- _YOUR OBJECTIVE_:
An exact repetition of every entry, with no images, is the required answer.

++++++++

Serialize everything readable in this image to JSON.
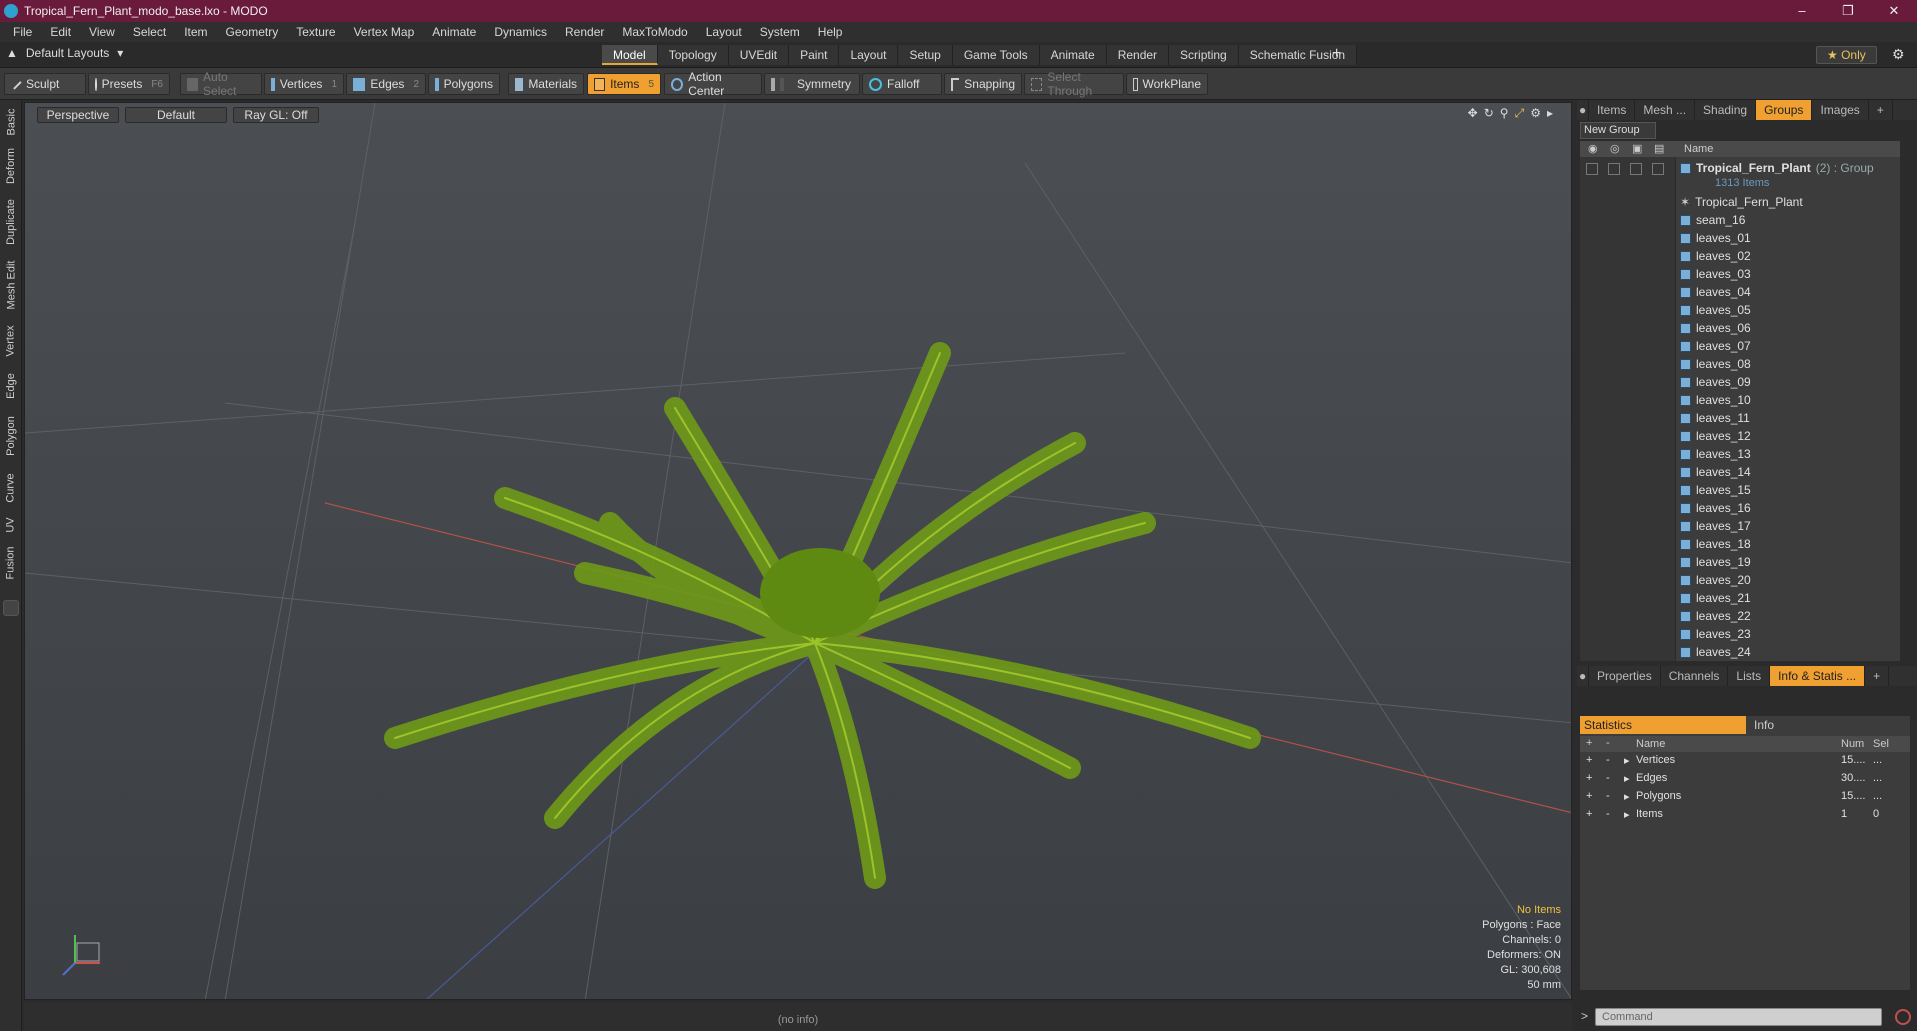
{
  "window": {
    "title": "Tropical_Fern_Plant_modo_base.lxo - MODO",
    "controls": [
      "–",
      "❐",
      "✕"
    ]
  },
  "menu": [
    "File",
    "Edit",
    "View",
    "Select",
    "Item",
    "Geometry",
    "Texture",
    "Vertex Map",
    "Animate",
    "Dynamics",
    "Render",
    "MaxToModo",
    "Layout",
    "System",
    "Help"
  ],
  "layoutbar": {
    "layout_dropdown": "Default Layouts",
    "tabs": [
      "Model",
      "Topology",
      "UVEdit",
      "Paint",
      "Layout",
      "Setup",
      "Game Tools",
      "Animate",
      "Render",
      "Scripting",
      "Schematic Fusion"
    ],
    "active_tab": "Model",
    "only_label": "★ Only"
  },
  "toolbar": {
    "sculpt": "Sculpt",
    "presets": "Presets",
    "presets_key": "F6",
    "auto_select": "Auto Select",
    "vertices": "Vertices",
    "vertices_key": "1",
    "edges": "Edges",
    "edges_key": "2",
    "polygons": "Polygons",
    "materials": "Materials",
    "items": "Items",
    "items_key": "5",
    "action_center": "Action Center",
    "symmetry": "Symmetry",
    "falloff": "Falloff",
    "snapping": "Snapping",
    "select_through": "Select Through",
    "workplane": "WorkPlane"
  },
  "left_tabs": [
    "Basic",
    "Deform",
    "Duplicate",
    "Mesh Edit",
    "Vertex",
    "Edge",
    "Polygon",
    "Curve",
    "UV",
    "Fusion"
  ],
  "viewport": {
    "view": "Perspective",
    "shading": "Default",
    "raygl": "Ray GL: Off",
    "hud": {
      "no_items": "No Items",
      "polygons": "Polygons : Face",
      "channels": "Channels: 0",
      "deformers": "Deformers: ON",
      "gl": "GL: 300,608",
      "scale": "50 mm"
    },
    "status": "(no info)"
  },
  "right_panel": {
    "tabs": [
      "Items",
      "Mesh ...",
      "Shading",
      "Groups",
      "Images"
    ],
    "active_tab": "Groups",
    "new_group": "New Group",
    "column_name": "Name",
    "group": {
      "name": "Tropical_Fern_Plant",
      "suffix": "(2) : Group",
      "count": "1313 Items"
    },
    "items": [
      "Tropical_Fern_Plant",
      "seam_16",
      "leaves_01",
      "leaves_02",
      "leaves_03",
      "leaves_04",
      "leaves_05",
      "leaves_06",
      "leaves_07",
      "leaves_08",
      "leaves_09",
      "leaves_10",
      "leaves_11",
      "leaves_12",
      "leaves_13",
      "leaves_14",
      "leaves_15",
      "leaves_16",
      "leaves_17",
      "leaves_18",
      "leaves_19",
      "leaves_20",
      "leaves_21",
      "leaves_22",
      "leaves_23",
      "leaves_24"
    ],
    "bottom_tabs": [
      "Properties",
      "Channels",
      "Lists",
      "Info & Statis ..."
    ],
    "bottom_active": "Info & Statis ...",
    "stat_tabs": [
      "Statistics",
      "Info"
    ],
    "stat_columns": [
      "Name",
      "Num",
      "Sel"
    ],
    "stats": [
      {
        "name": "Vertices",
        "num": "15....",
        "sel": "..."
      },
      {
        "name": "Edges",
        "num": "30....",
        "sel": "..."
      },
      {
        "name": "Polygons",
        "num": "15....",
        "sel": "..."
      },
      {
        "name": "Items",
        "num": "1",
        "sel": "0"
      }
    ],
    "command_placeholder": "Command"
  },
  "colors": {
    "titlebar": "#6a1a3a",
    "accent": "#f0a030",
    "fern": "#7fa81e"
  }
}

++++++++

- _THE ANSWER_:
Serialize everything readable in this image to JSON.
{
  "window": {
    "title": "Tropical_Fern_Plant_modo_base.lxo - MODO",
    "controls": [
      "–",
      "❐",
      "✕"
    ]
  },
  "menu": [
    "File",
    "Edit",
    "View",
    "Select",
    "Item",
    "Geometry",
    "Texture",
    "Vertex Map",
    "Animate",
    "Dynamics",
    "Render",
    "MaxToModo",
    "Layout",
    "System",
    "Help"
  ],
  "layoutbar": {
    "layout_dropdown": "Default Layouts",
    "tabs": [
      "Model",
      "Topology",
      "UVEdit",
      "Paint",
      "Layout",
      "Setup",
      "Game Tools",
      "Animate",
      "Render",
      "Scripting",
      "Schematic Fusion"
    ],
    "active_tab": "Model",
    "only_label": "★ Only"
  },
  "toolbar": {
    "sculpt": "Sculpt",
    "presets": "Presets",
    "presets_key": "F6",
    "auto_select": "Auto Select",
    "vertices": "Vertices",
    "vertices_key": "1",
    "edges": "Edges",
    "edges_key": "2",
    "polygons": "Polygons",
    "materials": "Materials",
    "items": "Items",
    "items_key": "5",
    "action_center": "Action Center",
    "symmetry": "Symmetry",
    "falloff": "Falloff",
    "snapping": "Snapping",
    "select_through": "Select Through",
    "workplane": "WorkPlane"
  },
  "left_tabs": [
    "Basic",
    "Deform",
    "Duplicate",
    "Mesh Edit",
    "Vertex",
    "Edge",
    "Polygon",
    "Curve",
    "UV",
    "Fusion"
  ],
  "viewport": {
    "view": "Perspective",
    "shading": "Default",
    "raygl": "Ray GL: Off",
    "hud": {
      "no_items": "No Items",
      "polygons": "Polygons : Face",
      "channels": "Channels: 0",
      "deformers": "Deformers: ON",
      "gl": "GL: 300,608",
      "scale": "50 mm"
    },
    "status": "(no info)"
  },
  "right_panel": {
    "tabs": [
      "Items",
      "Mesh ...",
      "Shading",
      "Groups",
      "Images"
    ],
    "active_tab": "Groups",
    "new_group": "New Group",
    "column_name": "Name",
    "group": {
      "name": "Tropical_Fern_Plant",
      "suffix": "(2) : Group",
      "count": "1313 Items"
    },
    "items": [
      "Tropical_Fern_Plant",
      "seam_16",
      "leaves_01",
      "leaves_02",
      "leaves_03",
      "leaves_04",
      "leaves_05",
      "leaves_06",
      "leaves_07",
      "leaves_08",
      "leaves_09",
      "leaves_10",
      "leaves_11",
      "leaves_12",
      "leaves_13",
      "leaves_14",
      "leaves_15",
      "leaves_16",
      "leaves_17",
      "leaves_18",
      "leaves_19",
      "leaves_20",
      "leaves_21",
      "leaves_22",
      "leaves_23",
      "leaves_24"
    ],
    "bottom_tabs": [
      "Properties",
      "Channels",
      "Lists",
      "Info & Statis ..."
    ],
    "bottom_active": "Info & Statis ...",
    "stat_tabs": [
      "Statistics",
      "Info"
    ],
    "stat_columns": [
      "Name",
      "Num",
      "Sel"
    ],
    "stats": [
      {
        "name": "Vertices",
        "num": "15....",
        "sel": "..."
      },
      {
        "name": "Edges",
        "num": "30....",
        "sel": "..."
      },
      {
        "name": "Polygons",
        "num": "15....",
        "sel": "..."
      },
      {
        "name": "Items",
        "num": "1",
        "sel": "0"
      }
    ],
    "command_placeholder": "Command"
  },
  "colors": {
    "titlebar": "#6a1a3a",
    "accent": "#f0a030",
    "fern": "#7fa81e"
  }
}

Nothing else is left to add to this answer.